■ **Your goal**: Find every line of the data below that has "gradient" in it. Reply with the number only.
.....
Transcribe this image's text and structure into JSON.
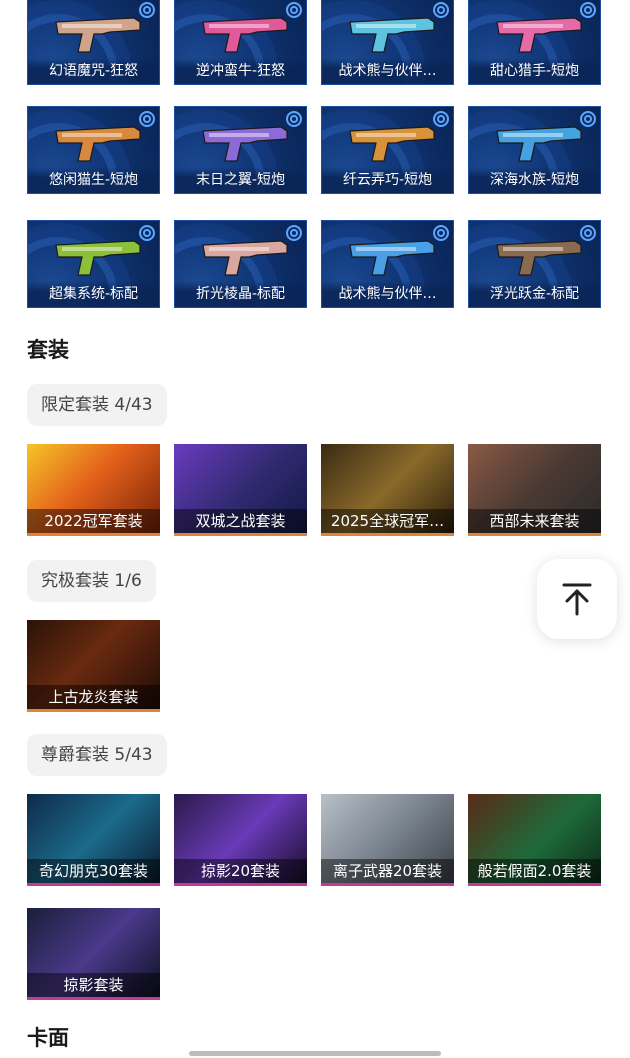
{
  "weapon_skins": [
    [
      {
        "label": "幻语魔咒-狂怒",
        "accent": "#cfa48a"
      },
      {
        "label": "逆冲蛮牛-狂怒",
        "accent": "#e05a9a"
      },
      {
        "label": "战术熊与伙伴…",
        "accent": "#5ec3e0"
      },
      {
        "label": "甜心猎手-短炮",
        "accent": "#e46aa8"
      }
    ],
    [
      {
        "label": "悠闲猫生-短炮",
        "accent": "#d7893f"
      },
      {
        "label": "末日之翼-短炮",
        "accent": "#8c6bd8"
      },
      {
        "label": "纤云弄巧-短炮",
        "accent": "#d8923a"
      },
      {
        "label": "深海水族-短炮",
        "accent": "#45a2e0"
      }
    ],
    [
      {
        "label": "超集系统-标配",
        "accent": "#8cbf3a"
      },
      {
        "label": "折光棱晶-标配",
        "accent": "#d9a7a0"
      },
      {
        "label": "战术熊与伙伴…",
        "accent": "#4aa0e6"
      },
      {
        "label": "浮光跃金-标配",
        "accent": "#8a6a50"
      }
    ]
  ],
  "bundles_title": "套装",
  "limited": {
    "chip": "限定套装 4/43",
    "items": [
      {
        "label": "2022冠军套装",
        "bg": "linear-gradient(135deg,#f6c52a 0%,#e3611a 45%,#7a2208 100%)"
      },
      {
        "label": "双城之战套装",
        "bg": "linear-gradient(135deg,#6a3bbf 0%,#2e2a6e 55%,#141845 100%)"
      },
      {
        "label": "2025全球冠军…",
        "bg": "linear-gradient(135deg,#3a2a12 0%,#8a6a2a 50%,#2a1e0c 100%)"
      },
      {
        "label": "西部未来套装",
        "bg": "linear-gradient(135deg,#8a5a44 0%,#4b3a34 50%,#2a2a2a 100%)"
      }
    ]
  },
  "ultimate": {
    "chip": "究极套装 1/6",
    "items": [
      {
        "label": "上古龙炎套装",
        "bg": "linear-gradient(135deg,#2a1208 0%,#6a2a10 45%,#1e0c06 100%)"
      }
    ]
  },
  "premium": {
    "chip": "尊爵套装 5/43",
    "items": [
      {
        "label": "奇幻朋克30套装",
        "bg": "linear-gradient(135deg,#0e2a4a 0%,#1c6a8a 50%,#0a1a30 100%)"
      },
      {
        "label": "掠影20套装",
        "bg": "linear-gradient(135deg,#2a1a4a 0%,#6a3ab8 50%,#180e2a 100%)"
      },
      {
        "label": "离子武器20套装",
        "bg": "linear-gradient(135deg,#b8c0c8 0%,#7a848e 50%,#3a4048 100%)"
      },
      {
        "label": "般若假面2.0套装",
        "bg": "linear-gradient(135deg,#5a2a18 0%,#1e6a3a 55%,#0e2a18 100%)"
      },
      {
        "label": "掠影套装",
        "bg": "linear-gradient(135deg,#1a1e3a 0%,#4a3a8a 50%,#0e1024 100%)"
      }
    ]
  },
  "cards_title": "卡面",
  "icons": {
    "back_to_top": "arrow-up-to-line-icon"
  }
}
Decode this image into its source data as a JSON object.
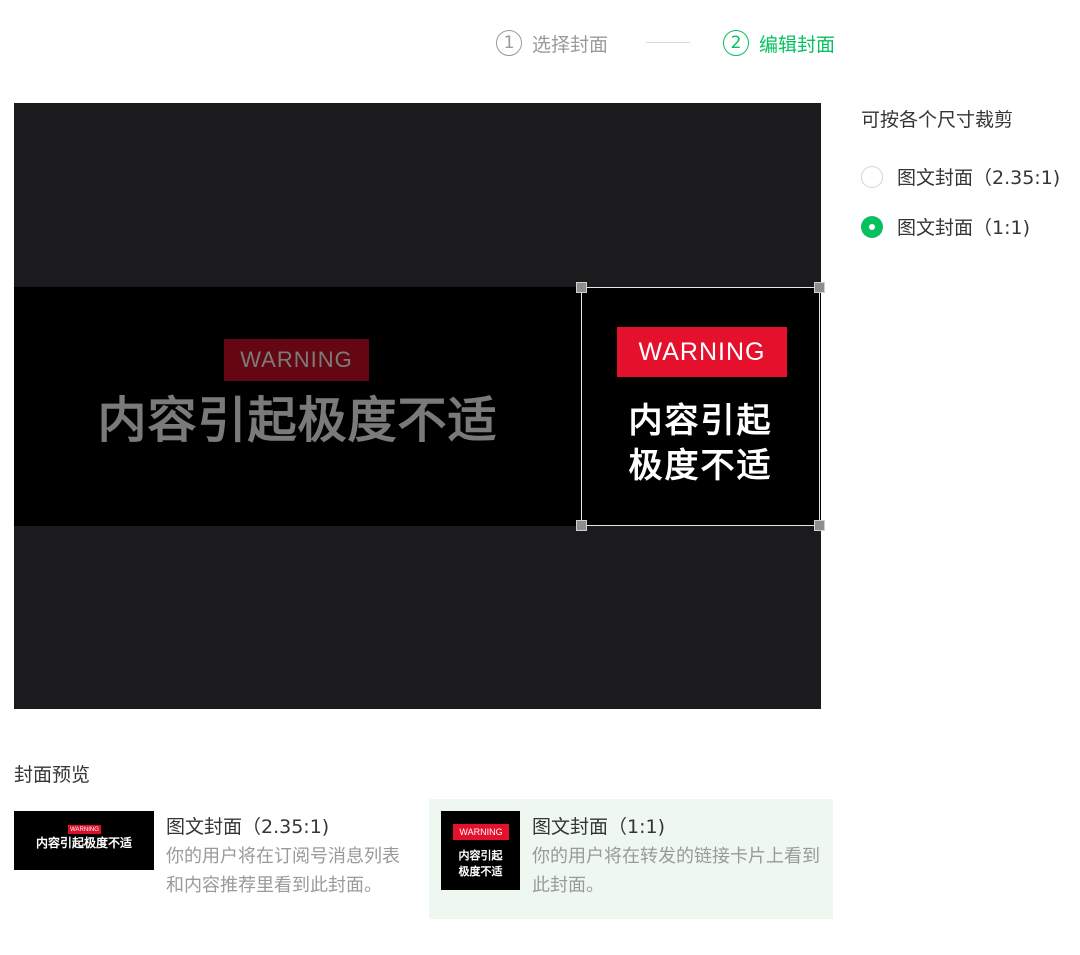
{
  "stepper": {
    "step1": {
      "number": "1",
      "label": "选择封面"
    },
    "step2": {
      "number": "2",
      "label": "编辑封面"
    }
  },
  "colors": {
    "accent": "#07c160",
    "warning_red": "#e5102b",
    "editor_bg": "#1b1b1d"
  },
  "editor": {
    "image_badge": "WARNING",
    "image_headline": "内容引起极度不适",
    "crop_headline_line1": "内容引起",
    "crop_headline_line2": "极度不适"
  },
  "ratio_panel": {
    "title": "可按各个尺寸裁剪",
    "options": [
      {
        "label": "图文封面（2.35:1)",
        "selected": false
      },
      {
        "label": "图文封面（1:1)",
        "selected": true
      }
    ]
  },
  "preview": {
    "title": "封面预览",
    "cards": [
      {
        "label": "图文封面（2.35:1)",
        "description": "你的用户将在订阅号消息列表和内容推荐里看到此封面。"
      },
      {
        "label": "图文封面（1:1)",
        "description": "你的用户将在转发的链接卡片上看到此封面。"
      }
    ]
  }
}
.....
■ **Task result**: 10